All in all, I gladly paid the fine because I may have been holding my phone but it’s quite frustrating to pay a 200,000 fine while everyone around you is clearly breaking the law (including police officers) and getting away with it, and while you’ve been promoting road safety for years on the blog.
Over 5000 people protested yesterday to call on Environment Minister Machnouk to resign and demand a sustainable solution to Lebanon’s garbage crisis. I honestly don’t know why our Environment Minister didn’t resign yet. He didn’t come up with any solution during the past months, he didn’t set up a contingency plan in case a solution isn’t reached and he didn’t try to promote recycling to reduce waste. If he’s incapable of resolving the garbage crisis because of politics, then let him resign and blame it on others. It’s as simple as that!
Five years ago, we were promised 24/7 electricity in Lebanon. Instead we got this year 24/7 Zbeleh all over Lebanon and the electricity is getting worse by the day. We were all skeptical of the Energy Ministry’s plan back then but I bet no one expected things to get even worse than they were back then. At this point it’s useless to blame one party over the party because they are all to blame, but we are to blame as well for not holding them accountable especially during elections. If you are expecting our dear ministers to resign on their own, keep on dreaming.
Take for example the Zouk power-plant and the pollution it’s causing. All municipalities (and the parties behind them) in the area are against it and want to close down the power plant yet none of them are raising awareness on this matter and investing in renewable energies. Instead, they are polluting our streets with posters and approving (and probably investing in) the constructions of summer resorts and residential and commercial areas around the power-plant, which doesn’t make any sense and goes against their demands. That’s why drastic solutions won’t work in Lebanon and why we need initiatives like the Zahle one.
The next time any party in Lebanon proposes a major solution to the electricity issue, keep this quote (taken from the DailyStar) in mind:
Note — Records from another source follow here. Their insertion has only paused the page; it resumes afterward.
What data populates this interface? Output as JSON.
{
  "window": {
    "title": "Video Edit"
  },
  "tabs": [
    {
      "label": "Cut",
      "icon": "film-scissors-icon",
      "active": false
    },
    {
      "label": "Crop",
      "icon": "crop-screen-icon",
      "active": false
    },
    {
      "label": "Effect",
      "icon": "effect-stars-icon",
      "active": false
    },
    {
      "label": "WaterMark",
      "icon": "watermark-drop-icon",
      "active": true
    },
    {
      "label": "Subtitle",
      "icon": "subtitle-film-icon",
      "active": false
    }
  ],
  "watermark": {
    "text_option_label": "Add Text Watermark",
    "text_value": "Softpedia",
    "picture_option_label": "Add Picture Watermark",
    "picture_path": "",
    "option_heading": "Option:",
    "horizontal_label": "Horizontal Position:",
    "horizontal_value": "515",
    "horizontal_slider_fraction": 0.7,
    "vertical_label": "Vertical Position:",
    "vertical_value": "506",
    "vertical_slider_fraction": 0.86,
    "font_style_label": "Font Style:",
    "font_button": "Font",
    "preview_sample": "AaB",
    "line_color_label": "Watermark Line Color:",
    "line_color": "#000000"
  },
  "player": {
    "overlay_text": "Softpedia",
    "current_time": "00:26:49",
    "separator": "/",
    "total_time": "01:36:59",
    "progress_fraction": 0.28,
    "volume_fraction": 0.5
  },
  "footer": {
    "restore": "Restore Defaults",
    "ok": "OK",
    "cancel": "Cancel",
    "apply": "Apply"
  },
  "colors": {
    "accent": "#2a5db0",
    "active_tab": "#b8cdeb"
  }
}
“Doing anything of this scale in Lebanon would require a political investment of mammoth proportions. To this point, we have not even heard that [X] parliamentary bloc will carry this plan into the future – or even beyond this term of office. We question whether [X] bloc will even acknowledge its parental relationship to this proposal, once this Cabinet and Parliament have become history. However, the real reason why this plan will not come to fruition is the system of the Lebanese state. The real flaws in infrastructure and design are in the system. The system lies. It does not have any institutions or practices to guarantee the implementation of the proposal. Our experience is that the system amounts to little more than a charade. [X]’s plan, for all its beauty, does not fit the country for which it is intended. This is not a plan for a country that ranks 34th on the Foreign Policy index of failed states.”